flatpak-spawn). One example of this is the toolbox command itself; this makes it possible to use toolbox from inside toolbox containers.
Toolbox is preinstalled on Fedora Kinoite 30 or newer. On older versions, it can be installed with the following command:
$ rpm-ostree install toolbox
This will install toolbox as a layered RPM.
Once toolbox is installed, two simple commands are required to get started:
$ toolbox create
This will download an OCI image and create a toolbox container from it. Once this is complete, run:
$ toolbox enter
Once inside the toolbox, you can access common command line tools, and install new ones using DNF.
|When the prompt is inside a toolbox, it is prepended with a diamond: this indicates that the prompt is inside a toolbox container. The diamond symbol may not be present if you use a custom shell theme.|
toolbox create [--container <name>]
Creates a toolbox container. This will download an OCI image if one isn’t available (this is required to create the container). By default a Fedora image matching the version of the host is used. Used without options,
toolbox createwill automatically name the container it creates. To create additional toolboxes, use the
toolbox enter [--container <name>]
Enters a toolbox for interactive use. Used without options,
toolbox enteropens the default toolbox. If there is more than one toolbox, use the
--container nameoption to specify the toolbox to enter.
toolbox run [--container <name>] <cmd> <arg …>
Runs a command in a toolbox without entering it. Used without options,
toolbox runruns the command in the default toolbox. If there is more than one toolbox, use the
--container nameoption to specify the toolbox to be used.
Lists local toolbox images and containers.
toolbox rm [--force] <name>
Removes one or more toolbox containers. The

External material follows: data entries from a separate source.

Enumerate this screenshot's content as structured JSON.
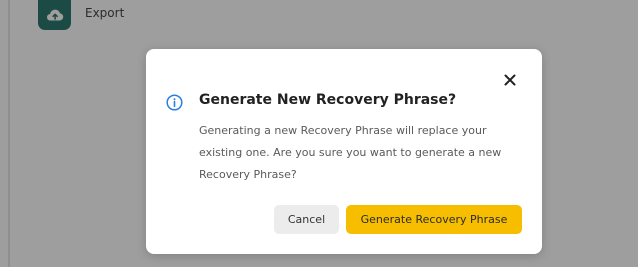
{
  "background": {
    "export_label": "Export",
    "export_icon": "cloud-upload-icon",
    "accent_color": "#1f6e66"
  },
  "dialog": {
    "info_icon": "info-icon",
    "close_icon": "close-icon",
    "title": "Generate New Recovery Phrase?",
    "message": "Generating a new Recovery Phrase will replace your existing one. Are you sure you want to generate a new Recovery Phrase?",
    "cancel_label": "Cancel",
    "confirm_label": "Generate Recovery Phrase",
    "confirm_color": "#f7be00",
    "info_color": "#2b7fe0"
  }
}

--forceoption removes the container even if it is running.
toolbox rmi [--force] <name>
Removes one or more toolbox images.
Lists available commands.